Eileen Caiger Gray reviews Cinderella at Sheffield Lyceum (May 15th 2018)
Loud exhilaration rang out following the finale of Matthew Bourne’s Cinderella as folk applauded the exciting dance-drama and the pristine, surround-sound of Prokofiev’s wonderful music. They cheered, too, in huge measure, for the infinite beauty and eloquence of Les Brotherston’s super-superb set and costume designs.
Bourne’s Cinderella story, choreographed first in 1997, revived in 2010 and again last year, boasts many an element we certainly didn’t hear at our mother’s knee – or anywhere else. For a start, it’s set in London during the WWII air raids. Wartime Pathe news footage in black and white sets the scene at the outset, immediately blending fantasy with reality, a reality in which multi-faceted characters and realistically flawed heroes abound more readily than in fairytales. Yes, sweet Cinders has two selfish, spiteful stepsisters, a disconcertingly murderous, bottle-hitting stepmother, and an ethereal guardian-angel who keeps mysterious watch over her. But now she has gained a boisterous, young stepbrother, a gay stepbrother, a creepy, shoe-fetishist, pervy stepbrother, and a bullied, broken father in a wheelchair. Her ‘prince’ is a dashing, yet wounded and traumatised RAF officer. Plenty of scope for comedy and emotional drama alike, then, though the storyline does get a little smudgy at times, and the terrible sisters never do get to try on those sparkly shoes.

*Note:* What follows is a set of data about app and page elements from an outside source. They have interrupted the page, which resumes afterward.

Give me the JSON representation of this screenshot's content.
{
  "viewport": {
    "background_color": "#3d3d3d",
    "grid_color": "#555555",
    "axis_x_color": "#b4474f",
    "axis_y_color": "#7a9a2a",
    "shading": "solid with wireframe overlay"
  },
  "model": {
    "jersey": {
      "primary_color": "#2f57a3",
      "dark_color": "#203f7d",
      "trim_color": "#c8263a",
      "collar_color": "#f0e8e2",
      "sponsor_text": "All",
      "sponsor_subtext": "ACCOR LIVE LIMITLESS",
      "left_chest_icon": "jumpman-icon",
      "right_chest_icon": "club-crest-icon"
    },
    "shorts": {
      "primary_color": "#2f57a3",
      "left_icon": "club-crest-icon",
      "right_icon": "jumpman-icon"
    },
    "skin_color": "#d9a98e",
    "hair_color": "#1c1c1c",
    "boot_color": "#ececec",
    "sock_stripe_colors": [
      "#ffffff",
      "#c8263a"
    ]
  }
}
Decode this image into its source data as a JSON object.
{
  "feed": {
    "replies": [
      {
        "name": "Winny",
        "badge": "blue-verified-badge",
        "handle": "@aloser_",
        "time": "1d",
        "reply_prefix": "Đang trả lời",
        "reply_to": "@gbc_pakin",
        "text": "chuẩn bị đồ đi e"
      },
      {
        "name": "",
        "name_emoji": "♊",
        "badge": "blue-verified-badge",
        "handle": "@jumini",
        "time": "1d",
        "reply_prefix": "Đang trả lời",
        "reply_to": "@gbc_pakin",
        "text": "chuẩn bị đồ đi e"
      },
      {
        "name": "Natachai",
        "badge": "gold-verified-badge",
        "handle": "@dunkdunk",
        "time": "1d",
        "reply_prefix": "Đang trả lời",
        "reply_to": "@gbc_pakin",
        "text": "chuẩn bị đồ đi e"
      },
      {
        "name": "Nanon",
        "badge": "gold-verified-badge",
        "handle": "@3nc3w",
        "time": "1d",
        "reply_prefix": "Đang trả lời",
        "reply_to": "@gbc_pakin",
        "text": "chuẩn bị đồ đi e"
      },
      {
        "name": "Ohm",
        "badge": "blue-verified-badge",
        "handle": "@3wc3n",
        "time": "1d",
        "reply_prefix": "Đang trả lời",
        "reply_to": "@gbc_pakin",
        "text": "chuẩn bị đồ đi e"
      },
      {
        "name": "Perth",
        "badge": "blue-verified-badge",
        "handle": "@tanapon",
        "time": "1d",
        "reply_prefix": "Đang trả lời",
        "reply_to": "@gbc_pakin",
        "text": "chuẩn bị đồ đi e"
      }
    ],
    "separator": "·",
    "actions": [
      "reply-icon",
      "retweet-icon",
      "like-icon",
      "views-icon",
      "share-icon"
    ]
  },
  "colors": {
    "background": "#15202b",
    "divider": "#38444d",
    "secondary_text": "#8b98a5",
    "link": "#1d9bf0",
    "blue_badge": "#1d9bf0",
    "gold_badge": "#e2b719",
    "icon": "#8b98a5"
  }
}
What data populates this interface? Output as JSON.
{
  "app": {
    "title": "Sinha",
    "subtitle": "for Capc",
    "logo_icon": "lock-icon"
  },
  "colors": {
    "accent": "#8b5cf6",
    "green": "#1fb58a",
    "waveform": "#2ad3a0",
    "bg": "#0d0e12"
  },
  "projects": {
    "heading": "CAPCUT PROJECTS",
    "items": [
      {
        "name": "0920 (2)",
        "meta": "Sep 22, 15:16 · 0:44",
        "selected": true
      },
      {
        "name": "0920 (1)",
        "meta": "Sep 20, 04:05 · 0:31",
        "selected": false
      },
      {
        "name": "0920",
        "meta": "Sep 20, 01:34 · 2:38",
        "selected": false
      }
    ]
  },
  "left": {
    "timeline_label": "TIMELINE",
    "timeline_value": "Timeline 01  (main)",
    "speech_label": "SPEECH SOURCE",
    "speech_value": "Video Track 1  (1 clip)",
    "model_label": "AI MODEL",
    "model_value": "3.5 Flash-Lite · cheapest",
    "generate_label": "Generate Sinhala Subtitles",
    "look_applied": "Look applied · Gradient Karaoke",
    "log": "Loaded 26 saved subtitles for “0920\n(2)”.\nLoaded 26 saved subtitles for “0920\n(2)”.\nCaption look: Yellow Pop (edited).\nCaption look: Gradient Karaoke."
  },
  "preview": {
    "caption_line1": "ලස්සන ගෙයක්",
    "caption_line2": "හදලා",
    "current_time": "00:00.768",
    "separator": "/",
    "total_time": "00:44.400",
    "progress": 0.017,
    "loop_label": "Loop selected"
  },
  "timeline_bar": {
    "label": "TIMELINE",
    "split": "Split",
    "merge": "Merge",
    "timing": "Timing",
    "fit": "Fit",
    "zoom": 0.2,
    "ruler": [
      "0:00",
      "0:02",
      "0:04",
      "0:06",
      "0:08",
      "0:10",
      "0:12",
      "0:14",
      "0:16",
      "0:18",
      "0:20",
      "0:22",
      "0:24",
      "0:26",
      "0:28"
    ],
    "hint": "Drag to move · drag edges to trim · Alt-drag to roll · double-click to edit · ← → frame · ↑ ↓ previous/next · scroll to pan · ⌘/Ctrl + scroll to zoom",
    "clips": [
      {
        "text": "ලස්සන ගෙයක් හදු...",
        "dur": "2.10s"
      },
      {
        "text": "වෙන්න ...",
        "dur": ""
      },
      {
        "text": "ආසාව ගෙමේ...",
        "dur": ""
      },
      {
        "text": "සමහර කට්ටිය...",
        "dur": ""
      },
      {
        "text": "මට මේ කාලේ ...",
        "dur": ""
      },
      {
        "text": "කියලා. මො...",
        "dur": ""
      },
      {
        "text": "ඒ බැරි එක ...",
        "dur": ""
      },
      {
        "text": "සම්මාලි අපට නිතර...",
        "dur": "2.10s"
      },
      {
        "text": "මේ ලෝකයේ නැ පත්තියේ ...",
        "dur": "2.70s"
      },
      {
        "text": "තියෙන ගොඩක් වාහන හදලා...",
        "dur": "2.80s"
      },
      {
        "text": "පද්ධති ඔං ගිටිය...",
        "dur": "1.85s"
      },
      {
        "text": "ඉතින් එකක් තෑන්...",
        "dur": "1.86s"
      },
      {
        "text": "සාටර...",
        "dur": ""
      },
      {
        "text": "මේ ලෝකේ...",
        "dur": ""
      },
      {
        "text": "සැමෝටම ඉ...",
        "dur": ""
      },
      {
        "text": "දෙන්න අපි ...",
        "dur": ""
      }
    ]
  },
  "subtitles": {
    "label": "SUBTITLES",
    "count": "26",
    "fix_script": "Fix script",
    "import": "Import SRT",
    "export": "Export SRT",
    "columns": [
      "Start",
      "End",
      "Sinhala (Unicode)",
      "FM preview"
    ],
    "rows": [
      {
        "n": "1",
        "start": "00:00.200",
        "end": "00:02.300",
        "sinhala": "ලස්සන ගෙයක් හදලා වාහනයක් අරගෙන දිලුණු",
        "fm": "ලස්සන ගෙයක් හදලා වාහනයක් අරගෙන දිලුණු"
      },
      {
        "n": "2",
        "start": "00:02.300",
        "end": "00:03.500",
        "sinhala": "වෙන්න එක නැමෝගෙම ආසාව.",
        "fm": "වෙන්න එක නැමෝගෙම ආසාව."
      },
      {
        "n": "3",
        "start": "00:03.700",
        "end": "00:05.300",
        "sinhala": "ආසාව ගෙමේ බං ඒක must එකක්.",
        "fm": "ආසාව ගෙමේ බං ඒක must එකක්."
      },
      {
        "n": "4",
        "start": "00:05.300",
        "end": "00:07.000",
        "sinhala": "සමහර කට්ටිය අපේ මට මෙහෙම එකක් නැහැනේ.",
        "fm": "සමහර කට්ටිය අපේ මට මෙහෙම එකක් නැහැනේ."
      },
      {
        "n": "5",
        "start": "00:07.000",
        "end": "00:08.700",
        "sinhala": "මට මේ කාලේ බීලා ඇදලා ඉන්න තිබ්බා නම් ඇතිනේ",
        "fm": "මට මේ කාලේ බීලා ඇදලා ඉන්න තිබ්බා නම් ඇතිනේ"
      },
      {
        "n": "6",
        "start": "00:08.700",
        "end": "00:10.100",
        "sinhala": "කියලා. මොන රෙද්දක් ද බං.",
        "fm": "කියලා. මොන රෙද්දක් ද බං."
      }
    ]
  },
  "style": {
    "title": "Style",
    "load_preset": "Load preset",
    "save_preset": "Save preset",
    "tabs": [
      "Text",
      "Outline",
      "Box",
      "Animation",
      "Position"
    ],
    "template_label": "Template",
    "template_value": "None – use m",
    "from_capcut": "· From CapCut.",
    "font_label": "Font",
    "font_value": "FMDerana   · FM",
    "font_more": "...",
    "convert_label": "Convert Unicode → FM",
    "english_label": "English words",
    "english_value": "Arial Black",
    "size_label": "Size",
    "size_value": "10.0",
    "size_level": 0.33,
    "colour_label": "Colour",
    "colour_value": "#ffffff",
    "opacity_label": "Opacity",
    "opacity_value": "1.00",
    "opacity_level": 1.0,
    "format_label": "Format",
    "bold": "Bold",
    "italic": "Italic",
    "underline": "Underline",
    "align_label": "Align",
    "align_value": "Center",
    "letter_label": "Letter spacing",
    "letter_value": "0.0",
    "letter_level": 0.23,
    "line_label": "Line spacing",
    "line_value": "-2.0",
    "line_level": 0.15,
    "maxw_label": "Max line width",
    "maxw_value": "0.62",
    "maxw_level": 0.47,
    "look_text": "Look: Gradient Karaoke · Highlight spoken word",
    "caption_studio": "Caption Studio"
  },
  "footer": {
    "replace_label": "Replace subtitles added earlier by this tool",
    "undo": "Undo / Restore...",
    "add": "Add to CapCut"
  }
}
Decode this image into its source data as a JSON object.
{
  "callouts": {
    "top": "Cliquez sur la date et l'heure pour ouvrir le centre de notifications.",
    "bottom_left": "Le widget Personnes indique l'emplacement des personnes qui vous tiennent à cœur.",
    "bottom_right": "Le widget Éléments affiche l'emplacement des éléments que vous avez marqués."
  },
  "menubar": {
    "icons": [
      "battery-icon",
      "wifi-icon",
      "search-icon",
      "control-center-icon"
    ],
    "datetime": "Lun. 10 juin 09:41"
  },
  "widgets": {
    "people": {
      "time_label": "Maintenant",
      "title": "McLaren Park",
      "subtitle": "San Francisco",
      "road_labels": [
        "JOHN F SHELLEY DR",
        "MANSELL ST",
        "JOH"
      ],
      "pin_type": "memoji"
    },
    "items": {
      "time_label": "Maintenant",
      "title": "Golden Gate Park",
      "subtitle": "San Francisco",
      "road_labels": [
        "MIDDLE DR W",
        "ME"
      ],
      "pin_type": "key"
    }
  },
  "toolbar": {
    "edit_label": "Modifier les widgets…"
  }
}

A movie style grandness plays throughout, with deliberate hints of Brief Encounter and old war films, a grandness created largely by Lez Brotherston’s remarkable set and costumes. His many shades of grey (fifty? definitely not!) emphasise the lack of colour in wartime life and film, yet primarily express a tasteful, quirky elegance and artistic beauty, whether in the family’s home, in St-Paul’s-with-gasholders skylines or in the rubble of London’s buildings. Every window is a thing of beauty, while the jaunty, sloping mantelpiece is literally unparalleled.
Lighting and sound effects from Neil Austin and Paul Groothuis combine splendidly with visual spectacle, creating drama and atmosphere in every scene: searchlights pan the skies; planes fly over; a Tube train flashes past flashing rent boys and prostitutes at a station; a train pulls into crowded Paddington; the Thames flows across the stage; rain falls; burning buildings tilt, then tumble into artistic rubble as bright, flickering flames engulf them and startling explosions bring the house down, again quite literally. On dance night at the Cafe de Paris, though, it’s all bright lights and sparkle as reds and blues blaze forth and a silvery glitter ball turns. The fact that the real Cafe de Paris in Mayfair was destroyed in the 1941 Blitz, however, does not bode well for the divinely silver-clad Cinders and her handsome beau.
The choreography, much of it jerky and restless, shapes splendidly to Prokofiev’s score, the music, pre-recorded in 2010, cut for the first two acts but intact for the third. That the composer wrote Cinderella during the violence of WWII is what inspired Bourne’s dance version. Full of characteristic Prokofiev bounce, soaring beauty, verve and percussive punch, the music inspired cartloads of innovation in Bourne’s intense, powerful drama: dogs dance in gas-masks, ARP wardens dance with torches, medics with hospital screens, while we travel to the moon and stars with Cinders and her Fairy Angel on a white motor-cycle with sidecar. The superbly integrated ensemble, their acting and expression fabulous, creates an entire city peopled by thugs, spivs, service folk, Sally Army tambourine bashers, prostitutes, rent boys, workers and posh folk. While clad in uniforms, suits and long skirts (apart from Cinders on the morning after the night before!) which hide a great deal of body shape and expression, the cast keep the stage alive with dance.
The audience especially appreciate Liam Mower’s magnetic Svengali magic and wide, expressive dance as the silver-suited Angel, he who keeps popping up like Marty Hopkirk – deceased. They love, too, Madelaine Brennan’s lithe, elegant, yet demented stepmother, Dan Wright’s pervy stepbrother, Andrew Monaghan’s pilot-prince, Harry, Ashley Shaw’s dainty yet tough Cinderella and, indeed, all the characters. The pas de deux in which Monaghan transforms, Coppelia-like, in Shaw’s arms, from tailor’s dummy to real life and back is particularly enjoyable.
In today’s world of 24/7 verbal bombardments, a word-free drama, full of intrigue, intensity, charm, beauty and thrilling music and dance, is all the more welcome and wonderful – even if it’s set in a war.
The show goes from Sheffield to Glasgow and Woking